The growing population requires sustainable, environmentally-friendly crops. The plant growth-enhancing properties of algal extracts have suggested their use as biofertilisers. The mechanism(s) by which algal extracts affect plant growth are unknown. We examined the effects of extracts from the common green seaweed Ulva intestinalis on germination and root development in the model land plant Arabidopsis thaliana. Ulva extract concentrations above 0.1% inhibited Arabidopsis germination and root growth. Ulva extract <0.1% stimulated root growth. All concentrations of Ulva extract inhibited lateral root formation. An abscisic-acid-insensitive mutant, abi1, showed altered sensitivity to germination- and root growth-inhibition. Ethylene- and cytokinin-insensitive mutants were partly insensitive to germination-inhibition. This suggests that different mechanisms mediate each effect of Ulva extract on early Arabidopsis development and that multiple hormones contribute to germination-inhibition. Elemental analysis showed that Ulva contains high levels of Aluminium ions (Al3+). Ethylene and cytokinin have been suggested to function in Al3+-mediated root growth inhibition: our data suggest that if Ulva Al3+ levels inhibit root growth, this is via a novel mechanism. We suggest algal extracts should be used cautiously as fertilisers, as the inhibitory effects on early development may outweigh any benefits if the concentration of extract is too high.
|Number of pages||13|
|Early online date||13 Feb 2019|

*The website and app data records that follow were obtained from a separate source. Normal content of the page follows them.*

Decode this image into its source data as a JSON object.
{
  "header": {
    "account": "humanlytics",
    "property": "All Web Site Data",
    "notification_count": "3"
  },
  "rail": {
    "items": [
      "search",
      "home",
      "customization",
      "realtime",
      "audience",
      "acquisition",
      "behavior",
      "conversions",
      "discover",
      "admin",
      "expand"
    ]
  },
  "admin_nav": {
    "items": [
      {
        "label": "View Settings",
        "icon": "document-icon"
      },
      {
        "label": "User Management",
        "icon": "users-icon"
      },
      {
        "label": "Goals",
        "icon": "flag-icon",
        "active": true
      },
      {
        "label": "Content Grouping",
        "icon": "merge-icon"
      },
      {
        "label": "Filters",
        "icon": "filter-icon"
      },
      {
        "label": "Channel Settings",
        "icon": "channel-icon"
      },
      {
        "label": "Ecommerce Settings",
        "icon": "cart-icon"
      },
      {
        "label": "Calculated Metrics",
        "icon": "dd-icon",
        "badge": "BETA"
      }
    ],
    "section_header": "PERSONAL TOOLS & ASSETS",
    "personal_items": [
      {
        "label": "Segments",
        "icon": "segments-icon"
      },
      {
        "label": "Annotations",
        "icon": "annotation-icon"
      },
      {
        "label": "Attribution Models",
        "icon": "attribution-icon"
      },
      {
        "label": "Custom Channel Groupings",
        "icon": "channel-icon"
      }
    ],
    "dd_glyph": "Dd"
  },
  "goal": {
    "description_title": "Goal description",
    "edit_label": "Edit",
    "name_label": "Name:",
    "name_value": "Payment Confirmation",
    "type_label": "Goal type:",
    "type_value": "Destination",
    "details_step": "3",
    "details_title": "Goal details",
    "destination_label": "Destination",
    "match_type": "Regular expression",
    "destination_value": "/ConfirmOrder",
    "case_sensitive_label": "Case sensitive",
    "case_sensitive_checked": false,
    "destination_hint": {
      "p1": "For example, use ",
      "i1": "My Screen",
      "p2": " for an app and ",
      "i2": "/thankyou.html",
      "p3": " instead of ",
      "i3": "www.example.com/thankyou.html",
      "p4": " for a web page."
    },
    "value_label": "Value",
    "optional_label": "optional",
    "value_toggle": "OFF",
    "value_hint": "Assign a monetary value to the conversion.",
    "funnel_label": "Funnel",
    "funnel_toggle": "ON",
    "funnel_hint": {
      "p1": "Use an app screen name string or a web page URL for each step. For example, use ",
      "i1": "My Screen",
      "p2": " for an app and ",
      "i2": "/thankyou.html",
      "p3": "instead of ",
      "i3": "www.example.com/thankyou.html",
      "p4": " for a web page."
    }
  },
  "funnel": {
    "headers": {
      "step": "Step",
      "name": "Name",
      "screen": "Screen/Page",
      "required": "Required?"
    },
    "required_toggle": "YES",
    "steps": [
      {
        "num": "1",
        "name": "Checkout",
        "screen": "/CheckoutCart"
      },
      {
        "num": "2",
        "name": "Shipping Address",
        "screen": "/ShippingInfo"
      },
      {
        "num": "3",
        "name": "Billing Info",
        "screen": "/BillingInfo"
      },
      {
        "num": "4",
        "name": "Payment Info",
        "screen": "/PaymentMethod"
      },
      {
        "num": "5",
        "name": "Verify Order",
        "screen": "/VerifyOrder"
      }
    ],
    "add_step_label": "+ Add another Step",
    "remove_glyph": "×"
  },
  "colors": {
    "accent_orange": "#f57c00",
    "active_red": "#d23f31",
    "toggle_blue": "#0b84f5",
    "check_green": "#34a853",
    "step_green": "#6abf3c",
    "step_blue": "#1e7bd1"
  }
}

|Publication status||Published - 13 Feb 2019|
- Seaweed, Arabidopsis, Growth, Development, Abscisic acid, Fertiliser, Weedkiller